Before we can talk about life on exoplanets, it would help to understand how life arose on Earth. We know from fossils that life arose soon after the planet was formed, and we know of many natural processes that can produce the basic molecules from which living systems are made. The main question is whether the assembly of those molecules into a living cell was the result of chance (in which case life may be rare) or the result of natural laws that we have yet to discover (in which case, it might be common).      –NG: Beyond Our Galaxy, p.72

Does science define its box³, or faith commitment, here? Must the explanation be only (a) “chance” or (b) undiscovered “natural laws”? This could make for an interesting small group discussion…


¹ See my first comment after [MORE].

² Here we go again…I explore this in my novel Earth Is Not Alone (about which one reviewer from Australia said–paraphrasing–that this was the only  sci-fi adventure/romance she’s read that involves encountering humans–with similar appearance and DNA–in another world from a distinctly Christian perspective. See sidebar (above) at right. Such pure speculation also helps to ask ourselves what do we really know about just the Earth and ourselves, and on what basis–Bible, science, whatever. For some Christians concerned about origins, and balking at the astounding naturalistic assumption some scientists make that humans and other life is simply the result of innumerable “happy, purposeless accidents” over time, so that consequently God had to be around and “build” and “direct”–ignoring, for the moment the method–the way life turned out, then, if that is so, why could He not build life, and humans in particular, with similar or identical DNA and appearance on other planets as well using this pattern that pleased Him?)  [My sincere apologies about this last sentence, the longest I’ve ever written in a post. The Apostle Paul may roll his eyes at my ideas, but he’d have to admit I’m on his heels for pushing the envelope here on sentence length…] 

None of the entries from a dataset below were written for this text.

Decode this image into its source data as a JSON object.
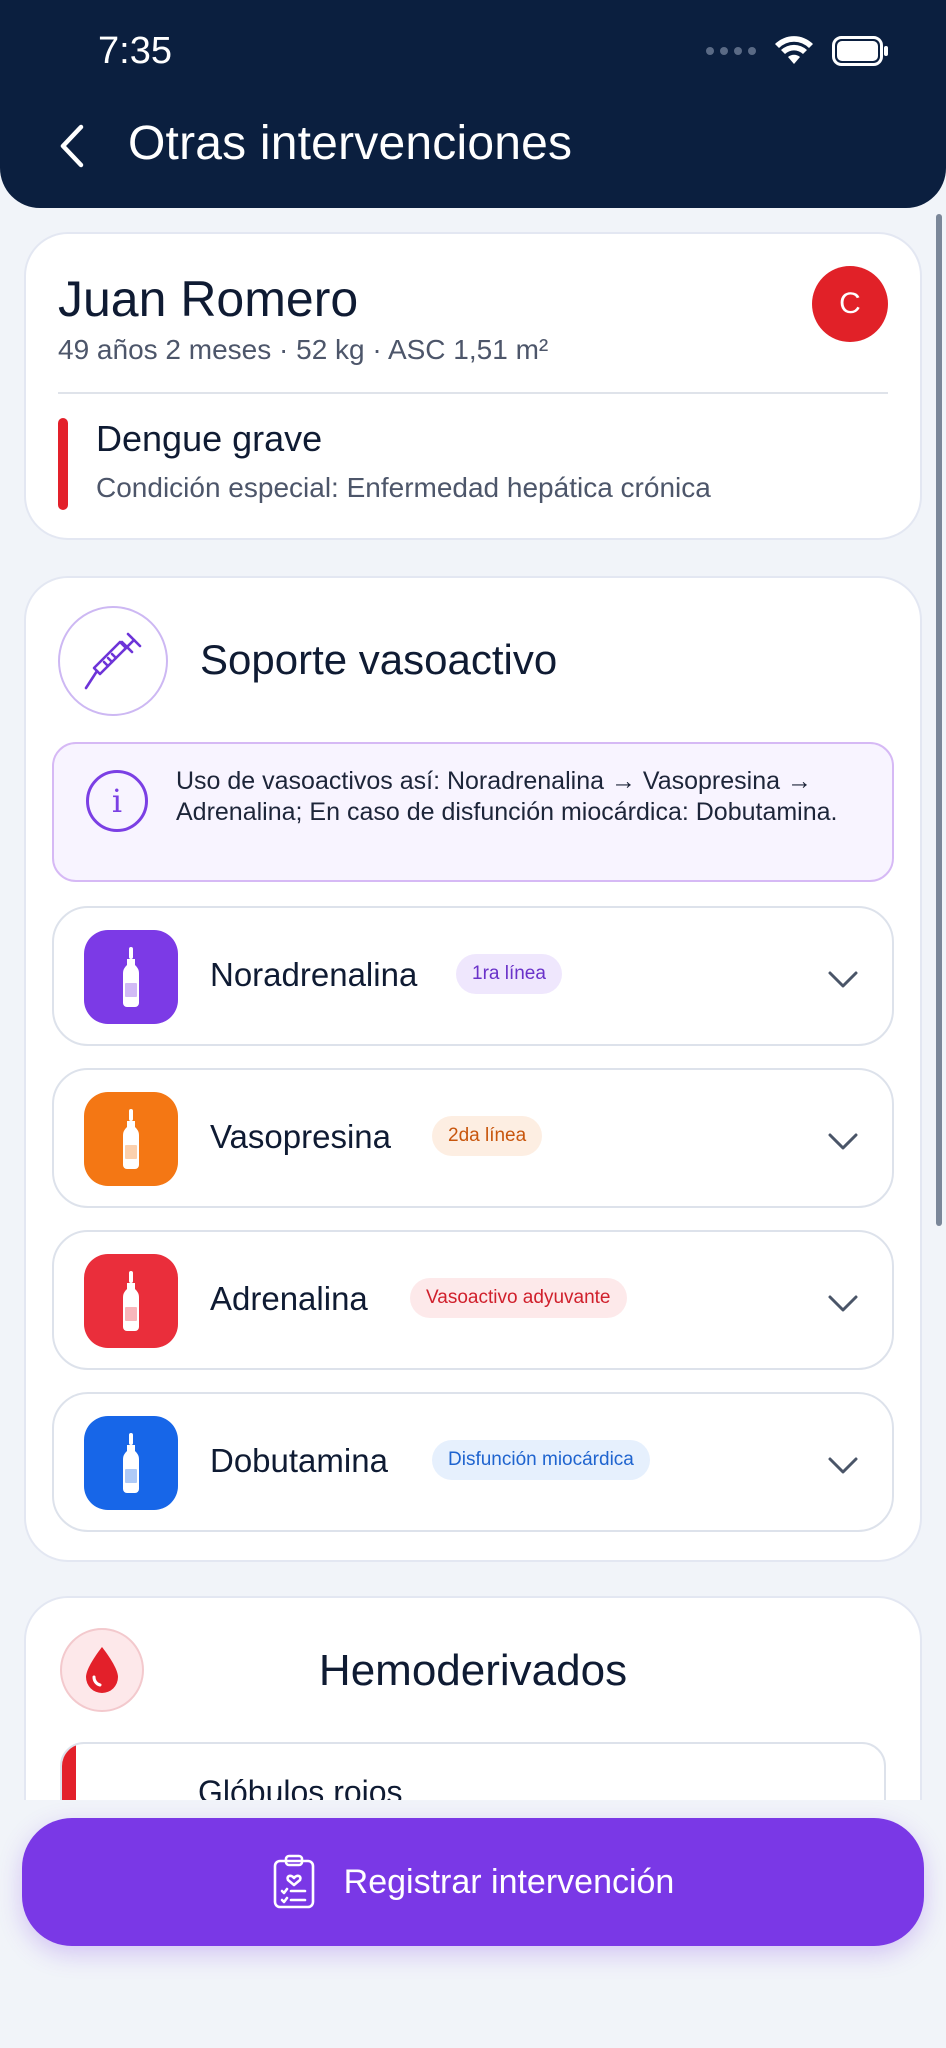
{
  "status_bar": {
    "time": "7:35"
  },
  "header": {
    "title": "Otras intervenciones"
  },
  "patient": {
    "name": "Juan Romero",
    "meta": "49 años 2 meses · 52 kg · ASC 1,51 m²",
    "avatar_letter": "C",
    "diagnosis": "Dengue grave",
    "special_condition": "Condición especial: Enfermedad hepática crónica"
  },
  "vasoactive": {
    "title": "Soporte vasoactivo",
    "info": "Uso de vasoactivos así: Noradrenalina → Vasopresina → Adrenalina; En caso de disfunción miocárdica: Dobutamina.",
    "drugs": [
      {
        "name": "Noradrenalina",
        "badge": "1ra línea",
        "color": "#7c3ae6",
        "badge_bg": "#efe7fd",
        "badge_fg": "#6a32c9"
      },
      {
        "name": "Vasopresina",
        "badge": "2da línea",
        "color": "#f47714",
        "badge_bg": "#fdeee2",
        "badge_fg": "#c8560d"
      },
      {
        "name": "Adrenalina",
        "badge": "Vasoactivo adyuvante",
        "color": "#ea2e3b",
        "badge_bg": "#fde9ea",
        "badge_fg": "#d0202c"
      },
      {
        "name": "Dobutamina",
        "badge": "Disfunción miocárdica",
        "color": "#1766e8",
        "badge_bg": "#e6f0fd",
        "badge_fg": "#1f64cf"
      }
    ]
  },
  "blood_products": {
    "title": "Hemoderivados",
    "items": [
      {
        "name": "Glóbulos rojos"
      }
    ]
  },
  "action": {
    "label": "Registrar intervención"
  },
  "icons": {
    "back": "back-arrow-icon",
    "syringe": "syringe-icon",
    "info": "info-icon",
    "ampoule": "ampoule-icon",
    "chevron": "chevron-down-icon",
    "blood_drop": "blood-drop-icon",
    "clipboard": "clipboard-icon"
  }
}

³ “Box.” This term is in no way intended as a pejorative comment. Admitting that science is not the only way to know, helps us avoid being ensnared by scientism.